Element data from apps and pages
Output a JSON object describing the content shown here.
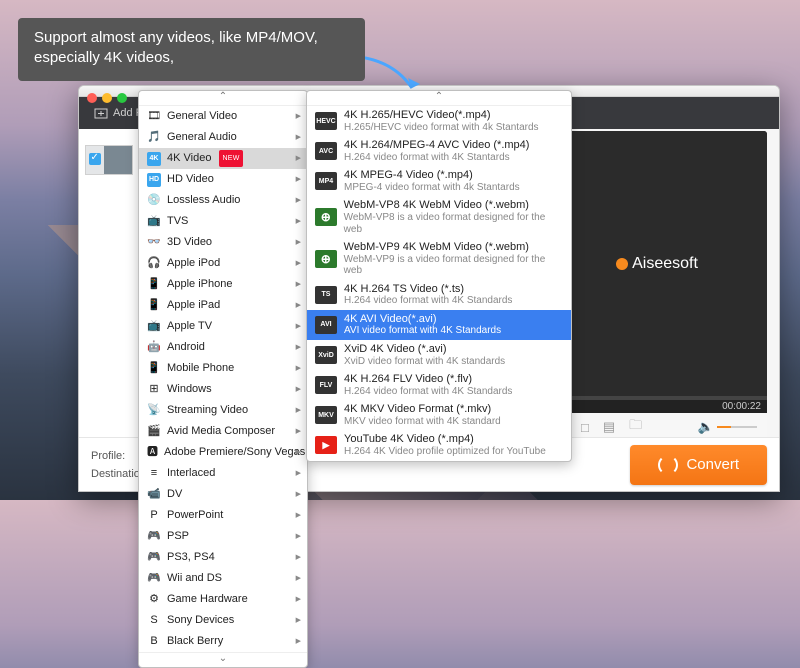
{
  "callout": {
    "text": "Support almost any videos, like MP4/MOV, especially 4K videos,"
  },
  "toolbar": {
    "add_file": "Add File"
  },
  "bottom": {
    "profile_label": "Profile:",
    "destination_label": "Destination:",
    "convert": "Convert"
  },
  "preview": {
    "brand": "Aiseesoft",
    "time": "00:00:22"
  },
  "categories": [
    {
      "icon": "🎞",
      "label": "General Video"
    },
    {
      "icon": "🎵",
      "label": "General Audio"
    },
    {
      "icon": "4K",
      "label": "4K Video",
      "new": "NEW",
      "selected": true,
      "badge": true
    },
    {
      "icon": "HD",
      "label": "HD Video",
      "badge": true
    },
    {
      "icon": "💿",
      "label": "Lossless Audio"
    },
    {
      "icon": "📺",
      "label": "TVS"
    },
    {
      "icon": "👓",
      "label": "3D Video"
    },
    {
      "icon": "🎧",
      "label": "Apple iPod"
    },
    {
      "icon": "📱",
      "label": "Apple iPhone"
    },
    {
      "icon": "📱",
      "label": "Apple iPad"
    },
    {
      "icon": "📺",
      "label": "Apple TV"
    },
    {
      "icon": "🤖",
      "label": "Android"
    },
    {
      "icon": "📱",
      "label": "Mobile Phone"
    },
    {
      "icon": "⊞",
      "label": "Windows"
    },
    {
      "icon": "📡",
      "label": "Streaming Video"
    },
    {
      "icon": "🎬",
      "label": "Avid Media Composer"
    },
    {
      "icon": "🅰",
      "label": "Adobe Premiere/Sony Vegas"
    },
    {
      "icon": "≡",
      "label": "Interlaced"
    },
    {
      "icon": "📹",
      "label": "DV"
    },
    {
      "icon": "P",
      "label": "PowerPoint"
    },
    {
      "icon": "🎮",
      "label": "PSP"
    },
    {
      "icon": "🎮",
      "label": "PS3, PS4"
    },
    {
      "icon": "🎮",
      "label": "Wii and DS"
    },
    {
      "icon": "⚙",
      "label": "Game Hardware"
    },
    {
      "icon": "S",
      "label": "Sony Devices"
    },
    {
      "icon": "B",
      "label": "Black Berry"
    }
  ],
  "subitems": [
    {
      "icon": "HEVC",
      "t1": "4K H.265/HEVC Video(*.mp4)",
      "t2": "H.265/HEVC video format with 4k Stantards"
    },
    {
      "icon": "AVC",
      "t1": "4K H.264/MPEG-4 AVC Video (*.mp4)",
      "t2": "H.264 video format with 4K Stantards"
    },
    {
      "icon": "MP4",
      "t1": "4K MPEG-4 Video (*.mp4)",
      "t2": "MPEG-4 video format with 4k Stantards"
    },
    {
      "icon": "web",
      "t1": "WebM-VP8 4K WebM Video (*.webm)",
      "t2": "WebM-VP8 is a video format designed for the web",
      "web": true
    },
    {
      "icon": "web",
      "t1": "WebM-VP9 4K WebM Video (*.webm)",
      "t2": "WebM-VP9 is a video format designed for the web",
      "web": true
    },
    {
      "icon": "TS",
      "t1": "4K H.264 TS Video (*.ts)",
      "t2": "H.264 video format with 4K Standards"
    },
    {
      "icon": "AVI",
      "t1": "4K AVI Video(*.avi)",
      "t2": "AVI video format with 4K Standards",
      "selected": true
    },
    {
      "icon": "XviD",
      "t1": "XviD 4K Video (*.avi)",
      "t2": "XviD video format with 4K standards"
    },
    {
      "icon": "FLV",
      "t1": "4K H.264 FLV Video (*.flv)",
      "t2": "H.264 video format with 4K Standards"
    },
    {
      "icon": "MKV",
      "t1": "4K MKV Video Format (*.mkv)",
      "t2": "MKV video format with 4K standard"
    },
    {
      "icon": "▶",
      "t1": "YouTube 4K Video (*.mp4)",
      "t2": "H.264 4K Video profile optimized for YouTube",
      "yt": true
    }
  ],
  "ui": {
    "up_arrow": "⌃",
    "down_arrow": "⌄"
  }
}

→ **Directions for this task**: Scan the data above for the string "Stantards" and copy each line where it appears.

→ **Exercise answer**:
      "t2": "H.265/HEVC video format with 4k Stantards"
      "t2": "H.264 video format with 4K Stantards"
      "t2": "MPEG-4 video format with 4k Stantards"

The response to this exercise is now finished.